Dr G Hennequin, Dr M Lengyel, Dr T O'Leary
Timing and Structure
Lent term. 16 lectures.
The aims of the course are to:
- Introduce students to how the brain processes sensory information, controls our actions, learns through experience and lays down memories.
- Elucidate the computational and engineering principles of brain function.
As specific objectives, by the end of the course students should be able to:
- Have a basic grasp of neuroscience that can act as foundation for further study.
- Understand the basic principles of sensory processing, decision making, learning and memory and how engineering concepts can be applied to them.
Perception and action (6L) (Dr G Hennequin)
- Neurons and synapses
- Perception as Bayesian inference
- Decision making
Dynamics of single neurons (2L) (Dr T O'Leary)
- Introduction to basic cell physiology and ion channels
- How do neurons communicate? The action potential and the Hodgkin-Huxley model
Learning and memory (8L) (Dr M Lengyel)
- The cellular basis of learning and memory
- Animal learning
Simulation of different types of neural coding of natural images.

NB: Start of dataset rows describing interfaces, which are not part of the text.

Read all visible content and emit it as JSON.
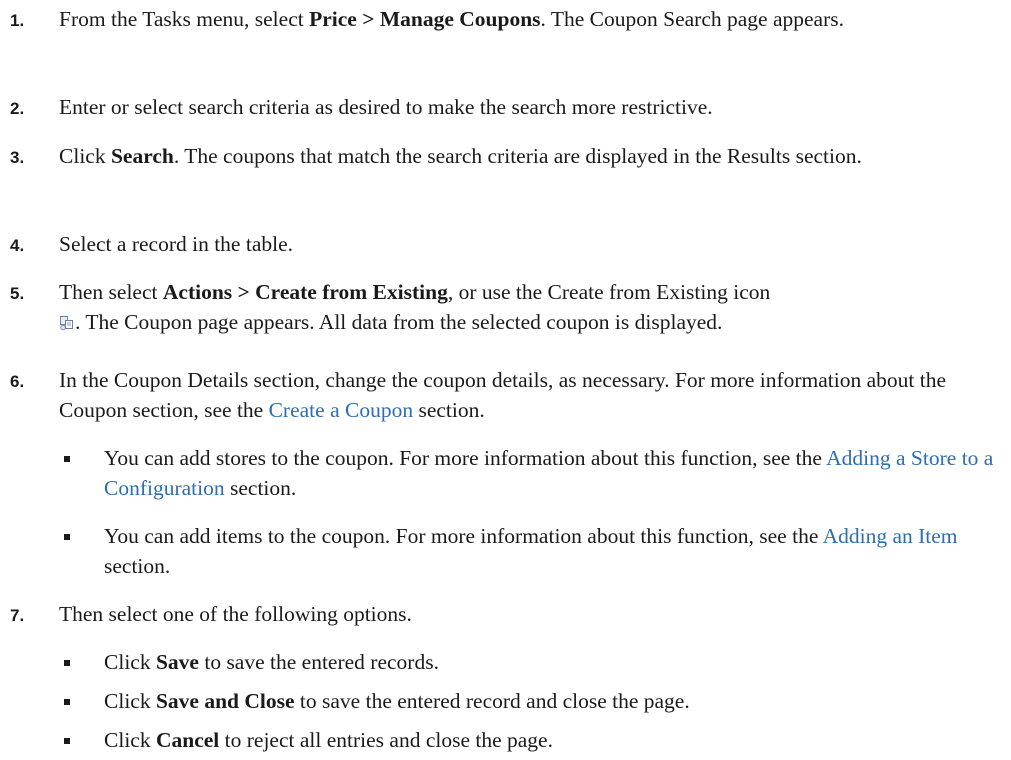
{
  "steps": [
    {
      "number": "1.",
      "parts": {
        "a": "From the Tasks menu, select ",
        "b": "Price > Manage Coupons",
        "c": ". The Coupon Search page appears."
      }
    },
    {
      "number": "2.",
      "parts": {
        "a": "Enter or select search criteria as desired to make the search more restrictive."
      }
    },
    {
      "number": "3.",
      "parts": {
        "a": "Click ",
        "b": "Search",
        "c": ". The coupons that match the search criteria are displayed in the Results section."
      }
    },
    {
      "number": "4.",
      "parts": {
        "a": "Select a record in the table."
      }
    },
    {
      "number": "5.",
      "parts": {
        "a": "Then select ",
        "b": "Actions > Create from Existing",
        "c": ", or use the Create from Existing icon",
        "d": ". The Coupon page appears. All data from the selected coupon is displayed."
      },
      "icon": "create-from-existing-icon"
    },
    {
      "number": "6.",
      "parts": {
        "a": "In the Coupon Details section, change the coupon details, as necessary. For more information about the Coupon section, see the ",
        "link": "Create a Coupon",
        "c": " section."
      },
      "bullets": [
        {
          "a": "You can add stores to the coupon. For more information about this function, see the ",
          "link": "Adding a Store to a Configuration",
          "c": " section."
        },
        {
          "a": "You can add items to the coupon. For more information about this function, see the ",
          "link": "Adding an Item",
          "c": " section."
        }
      ]
    },
    {
      "number": "7.",
      "parts": {
        "a": "Then select one of the following options."
      },
      "bullets": [
        {
          "a": "Click ",
          "b": "Save",
          "c": " to save the entered records."
        },
        {
          "a": "Click ",
          "b": "Save and Close",
          "c": " to save the entered record and close the page."
        },
        {
          "a": "Click ",
          "b": "Cancel",
          "c": " to reject all entries and close the page."
        }
      ]
    }
  ],
  "colors": {
    "text": "#1a1a1a",
    "link": "#2d6db3"
  }
}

Laboratory report and/or Full Technical Report.
Efficient coding in visual cortex
- To apply basic techniques from linear algebra, optimization and statistics to understand how the primary visual cortex might efficiently encode natural scenes
- To learn (or consolidate) how to implement simple algorithms in Matlab
- To consolidate critical analysis and report-writing skills
- Sessions will take place in the DPO during week 2 (3 sessions: Tuesday 30/01 from 11am-1pm and from 2-4pm; Wednesday 31/01 from 2-4pm).
- This activity involves primary work (estimated 30 min duration), consisting of mathematical derivations (including some basic vector calculus) to be performed before coming to the lab.
Full Technical Report:
Students will have the option to submit a Full Technical Report. This will take the form of a unifying review of 3 papers addressing efficient coding of sensory information in the brain.
Please see the Booklist for Part IIA Courses for references to this module.
Please refer to Form & conduct of the examinations.
The UK Standard for Professional Engineering Competence (UK-SPEC) describes the requirements that have to be met in order to become a Chartered Engineer, and gives examples of ways of doing this.
UK-SPEC is published by the Engineering Council on behalf of the UK engineering profession. The standard has been developed, and is regularly updated, by panels representing professional engineering institutions, employers and engineering educators. Of particular relevance here is the 'Accreditation of Higher Education Programmes' (AHEP) document which sets out the standard for degree accreditation.
The Output Standards Matrices indicate where each of the Output Criteria as specified in the AHEP 3rd edition document is addressed within the Engineering and Manufacturing Engineering Triposes.
Last modified: 16/01/2018 13:18